Its the first time an EU country has flexed its new export control system, brought in to try to ensure big pharmaceutical companies respect their contracts.
The move, which affects a relatively small number of the jabs, underscores a growing frustration within the bloc about the slow rollout of its vaccine drive - as well as the shortfall of promised vaccine deliveries.
The Financial Times first reported on Thursday of the ban - put in place by Italy.
An unnamed EU official has now confirmed the bloc’s executive Commission did not raise objections to the move.
Italy has been taking a tough line in dealing with vaccine shortages in the bloc, since a new government led by Mario Draghi came into power last month.
Faced with shortages of doses at the beginning of the year, the EU issued an export control system for the jabs in late January - allowing countries within the bloc to stop exports of jabs manufactured there.
Why is the EU blocking exports of the jab and how is their rollout going?
The EU has vaccinated some 8% of its population compared to more than 30% in the UK.
Australia, where the export was destined for, is still at the start of its vaccination drive.
Blocking the export puts the EU in a sticky situation - on the one hand, it is under intense pressure to ramp up the production of vaccines in the bloc, but on the other hand it wants to remain an attractive hub for pharmaceutical giants and a fair trading partner to third countries.
The EU made preparations for the rollout of vaccinations, heavily funding research and production capacity over the past year but took longer to sign off potential vaccines and subsequently sign deals with manufacturers.
The bloc has now signed deals for six different vaccines and has 450 million people to get jabbed.
Tthe EU has ordered up to 400 million doses of the AstraZeneca jab and has sealed agreements with other companies for more than two billion shots.
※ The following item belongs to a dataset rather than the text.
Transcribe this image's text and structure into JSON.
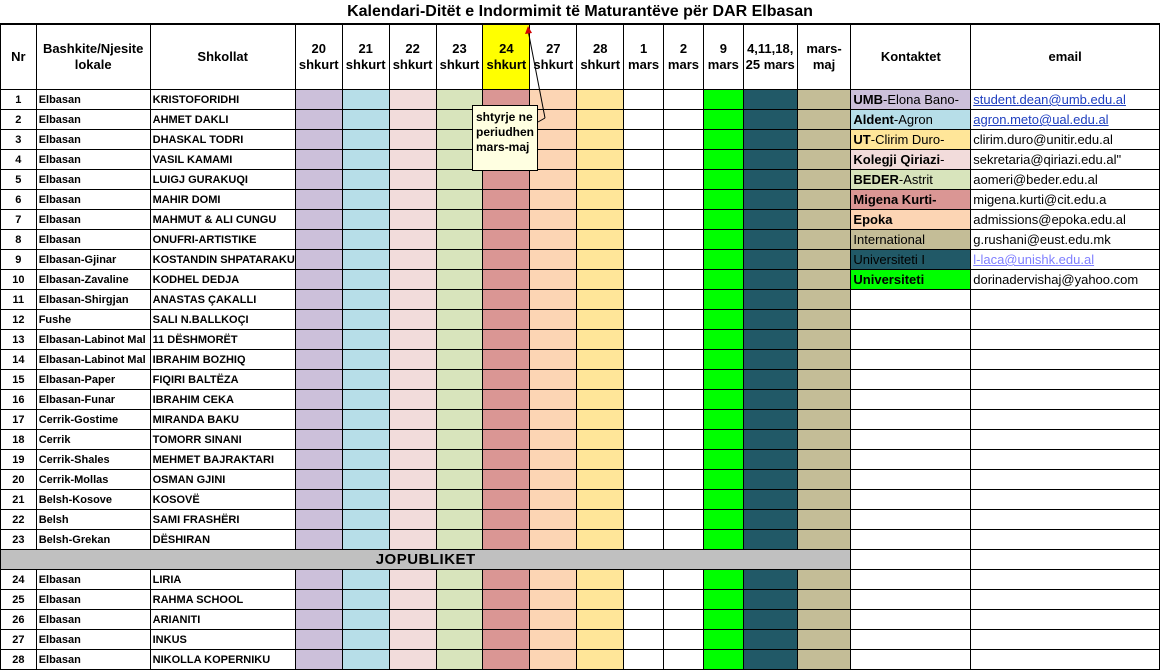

The bloc says that, despite the current difficulties, it is still convinced it can vaccinate 70% of the adult population by the end of summer.
It was hoped the move would force companies to respect their contractual obligations to the bloc before commercial exports could be approved.
The EU has been in dispute with AstraZeneca because it is delivering fewer doses to the bloc than it had promised.
Of the initial order for 80 million doses to the EU in the first quarter, the company will be struggling to deliver half that quantity.
There were rumours that the company was siphoning off from EU production plants to other nations - but chief executive Pascal Soriot insisted that any shortfall was to be blamed on technical production issues only.
The company refused to comment on Thursday’s news.